Barkley was pressured constantly, and his receivers were covered effectively. The result was a decent 20-for-41 night for Barkley for 254 yards, but he did not have a touchdown pass and threw two interceptions - one by Jordan Richards and another by Terrence Brown during a crazy swing of three interceptions on consecutive plays by both teams. It was the first time in 16 games that Barkley had no touchdown passes.
Barkley will finish his stellar collegiate career without a victory over Stanford, the only Pac-12 team that can claim such mastery over the player regarded as the Heisman Trophy frontrunner. Barkley is 17-6 against all other Pac-12 teams.
Indeed, the Cardinal defense was masterly in the second half, limiting the Trojans to 91 yards in total offense and five first downs. One on crucial third-quarter play with the Trojans holding a seven-point lead, USC (2-1, 0-1) went for it on a fourth-and-2 from the Stanford 13. But Barkley's pass to the hands of Soma Vainuku in the end zone was broken up by Ronnie Harris.
Barkley was sacked twice on the final drive and threw out of bounds on a final, desperate heave on fourth-and-39 from USC's 25-yard line.
"We've got a talented bunch," linebacker Shayne Skov said. "When we play together like that, it's so special."
Stanford scored on its next series to tie the game, on the second of Taylor's see-it-to-believe-it touchdowns - a 23-yard pass from Nunes during which Taylor evaded a series of four tacklers and dragged another into the end zone.
His first score may have been even more impressive: a weaving 59-yarder that immediately answered an early USC score. Taylor picked his hole, followed fullback Ryan Hewitt's block, then cut right behind a seal by tight end Levine Toilolo that took out two defenders. After making one more Trojan miss, Taylor was sprung by a downfield block by receiver Drew Terrell, and outran the defense the rest of the way.
He carried 27 times for 153 yards - tied the second-highest total of his career. Taylor also caught five passes for 60 yards, and his 213 yards of total offense were 51 percent of Stanford's 417.
"He's really the rock of the team," Nunes said. "He's very special runner and leader. He leads by example every day."
Nunes struggled through a first half in which he completed only 6 of 17 passes for 78 yards, with two interceptions. But in the second, he turned it around, completing 9 of 15 passes 137 yards and two scores, with no interceptions.

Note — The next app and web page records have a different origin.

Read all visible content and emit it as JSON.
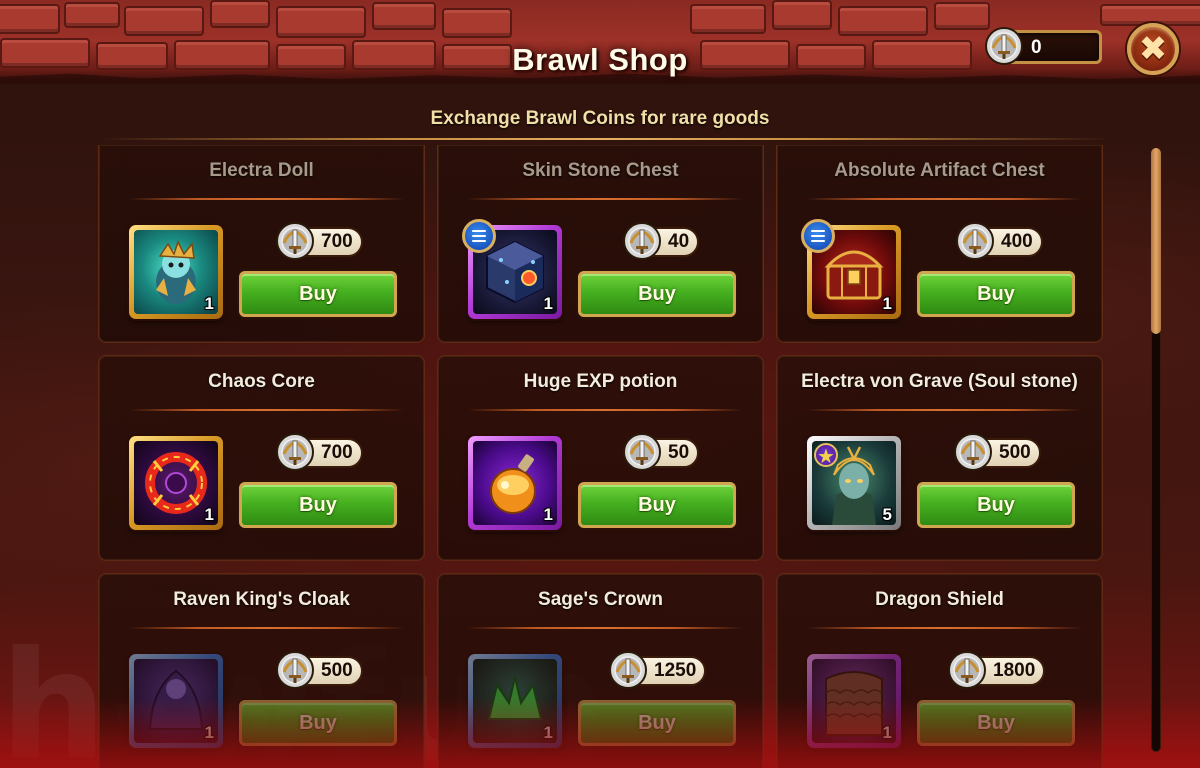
{
  "header": {
    "title": "Brawl Shop",
    "coins": "0",
    "close_icon": "close-icon"
  },
  "subtitle": "Exchange Brawl Coins for rare goods",
  "colors": {
    "buy_green": "#46b020",
    "frame_gold": "#d89a25",
    "frame_purple": "#b13ad6",
    "frame_blue": "#3a7ad6",
    "accent_gold": "#c8903f"
  },
  "items": [
    {
      "name": "Electra Doll",
      "price": "700",
      "qty": "1",
      "buy_label": "Buy",
      "frame": "gold",
      "icon": "electra-doll-icon",
      "info": false
    },
    {
      "name": "Skin Stone Chest",
      "price": "40",
      "qty": "1",
      "buy_label": "Buy",
      "frame": "purple",
      "icon": "skin-stone-chest-icon",
      "info": true
    },
    {
      "name": "Absolute Artifact Chest",
      "price": "400",
      "qty": "1",
      "buy_label": "Buy",
      "frame": "gold",
      "icon": "artifact-chest-icon",
      "info": true
    },
    {
      "name": "Chaos Core",
      "price": "700",
      "qty": "1",
      "buy_label": "Buy",
      "frame": "gold",
      "icon": "chaos-core-icon",
      "info": false
    },
    {
      "name": "Huge EXP potion",
      "price": "50",
      "qty": "1",
      "buy_label": "Buy",
      "frame": "purple",
      "icon": "exp-potion-icon",
      "info": false
    },
    {
      "name": "Electra von Grave (Soul stone)",
      "price": "500",
      "qty": "5",
      "buy_label": "Buy",
      "frame": "silver",
      "icon": "soul-stone-icon",
      "info": false
    },
    {
      "name": "Raven King's Cloak",
      "price": "500",
      "qty": "1",
      "buy_label": "Buy",
      "frame": "blue",
      "icon": "cloak-icon",
      "info": false
    },
    {
      "name": "Sage's Crown",
      "price": "1250",
      "qty": "1",
      "buy_label": "Buy",
      "frame": "blue",
      "icon": "crown-icon",
      "info": false
    },
    {
      "name": "Dragon Shield",
      "price": "1800",
      "qty": "1",
      "buy_label": "Buy",
      "frame": "purple",
      "icon": "dragon-shield-icon",
      "info": false
    }
  ]
}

His totals: 15 of 32 for 215 yards.
"The difference in the game was the defense," Nunes said. "They did it all night."
But the missing link was Nunes. As well as the defense played, it grew increasingly evident that it would take big plays from the redshirt junior Nunes, in his third career start, to make the difference between victory and defeat.
Nunes made them indeed - one with a fourth-quarter scramble on third-and-10 that gained 12. He looked to be pinned by three defenders short of the first down, but found a way to sidestep them for first-down yardage. Two plays later, Nunes hit Ertz -- who was split wide left against man coverage -- down the seam in stride. Ertz cut right to bypass two defenders and got a block from tight end Luke Kaumatule before diving into the end zone.
"It's a great win," Taylor said. "One we were prepared for."
Clearly. But for Stanford to complete its national re-emergence, more will need to come.
"We can't think this win is more special," Shaw said. "This was just a win against a good football team. But if we can give our best effort, we can beat anybody."
-- David Kiefer, Stanford Athletics